In the film’s most powerful episode, A Fierce Green Fire chronicles Greenpeacc’s campaign to stop whale-hunting and seal-hunting, with a focus on the exploits of a contentious, profane agitator named Paul Watson. Why, he wonders at one point, are  Russian and Japanese fishing boats harpooning whales so that their oil can be used in the manufacturing of missiles? “We’re insane,” he laments. “We’re just totally insane.” Watson is too radical for Greenpeace  (which he later describes as “the Avon ladies of the environment movement”) and so, after being voted off its board, he forms the Sea Shepherd Society to carry on his crusade; he turns to violence against property, ramming and damaging whaling ships. It sounds extreme but the film suggests — and I don’t know the full story — that Watson and his allies helped bring about a global moratorium on commercial whale hunting in 1986.

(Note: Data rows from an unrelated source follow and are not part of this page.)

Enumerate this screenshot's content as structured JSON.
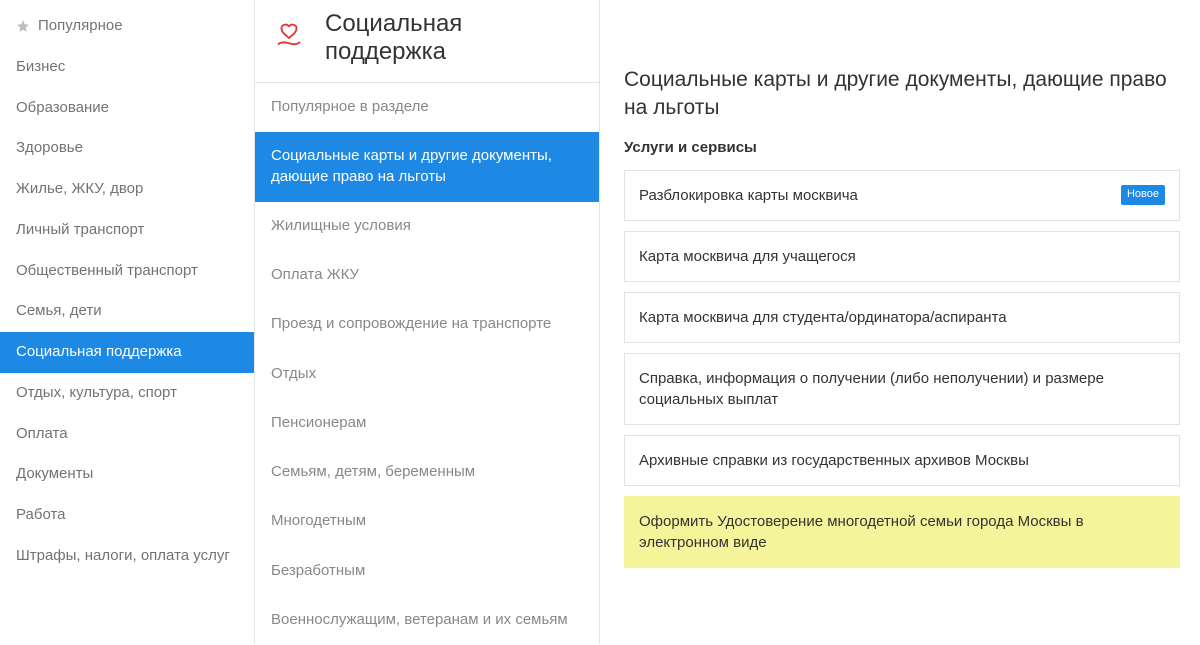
{
  "sidebar": {
    "items": [
      {
        "label": "Популярное",
        "hasStar": true
      },
      {
        "label": "Бизнес"
      },
      {
        "label": "Образование"
      },
      {
        "label": "Здоровье"
      },
      {
        "label": "Жилье, ЖКУ, двор"
      },
      {
        "label": "Личный транспорт"
      },
      {
        "label": "Общественный транспорт"
      },
      {
        "label": "Семья, дети"
      },
      {
        "label": "Социальная поддержка",
        "selected": true
      },
      {
        "label": "Отдых, культура, спорт"
      },
      {
        "label": "Оплата"
      },
      {
        "label": "Документы"
      },
      {
        "label": "Работа"
      },
      {
        "label": "Штрафы, налоги, оплата услуг"
      }
    ]
  },
  "section": {
    "title": "Социальная поддержка"
  },
  "submenu": {
    "items": [
      {
        "label": "Популярное в разделе"
      },
      {
        "label": "Социальные карты и другие документы, дающие право на льготы",
        "selected": true
      },
      {
        "label": "Жилищные условия"
      },
      {
        "label": "Оплата ЖКУ"
      },
      {
        "label": "Проезд и сопровождение на транспорте"
      },
      {
        "label": "Отдых"
      },
      {
        "label": "Пенсионерам"
      },
      {
        "label": "Семьям, детям, беременным"
      },
      {
        "label": "Многодетным"
      },
      {
        "label": "Безработным"
      },
      {
        "label": "Военнослужащим, ветеранам и их семьям"
      }
    ]
  },
  "content": {
    "heading": "Социальные карты и другие документы, дающие право на льготы",
    "subheading": "Услуги и сервисы",
    "services": [
      {
        "label": "Разблокировка карты москвича",
        "badge": "Новое"
      },
      {
        "label": "Карта москвича для учащегося"
      },
      {
        "label": "Карта москвича для студента/ординатора/аспиранта"
      },
      {
        "label": "Справка, информация о получении (либо неполучении) и размере социальных выплат"
      },
      {
        "label": "Архивные справки из государственных архивов Москвы"
      },
      {
        "label": "Оформить Удостоверение многодетной семьи города Москвы в электронном виде",
        "highlight": true
      }
    ]
  }
}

What’s clear from all this is that the environmental movement needs activists of all stripes — pragmatic insiders like Fred Krupp and Mark Tercek, sure, who can work inside the Beltway or with Wall Street or Silicon Valley, but also those who are louder and less compromising, like Bill McKibben and Mike Brune and James Hansen (despite what you may have read in The New York Times). Yes, their rhetoric can go a step too far, but the movement needs more of their passion and determination. Politeness is to be admired in children, but it’s no way to build a movement.

Photos courtesy of A Fierce Green Fire. The film is based on a 2003 book by journalist Philip Shabecoff, which I look forward to reading.

Comments

  1. Regrettably, the most effective ways to build a movement are not to be admired, even in adults.

  2. david russell says:

    What a load of tripe.

  3. It would seem the Nikita Khruschev’s “useful idiots” are all Green nowadays.

  4. Warren Goldstein says:

    Fine, thoughtful piece, Marc, alive to the often difficult lessons of history. You probably wouldn’t have wanted most of the Old Testament prophets at your dinner table. Many abolitionists were extremely unpleasant people, and without them slavery would have lasted much, much longer. Laurel Thatcher Ulrich’s saying “Well-behaved women rarely make history” is on point. The Rev. Fred Shuttleworth’s impolite activism in Birmingham eventually pushed his better-behaved elders toward advocating racial justice. Stonewall’s foot soldiers were the indispensable precursors of this week’s Supreme Court litigators about gay marriage. Thank goodness for all of them.

Speak Your Mind

*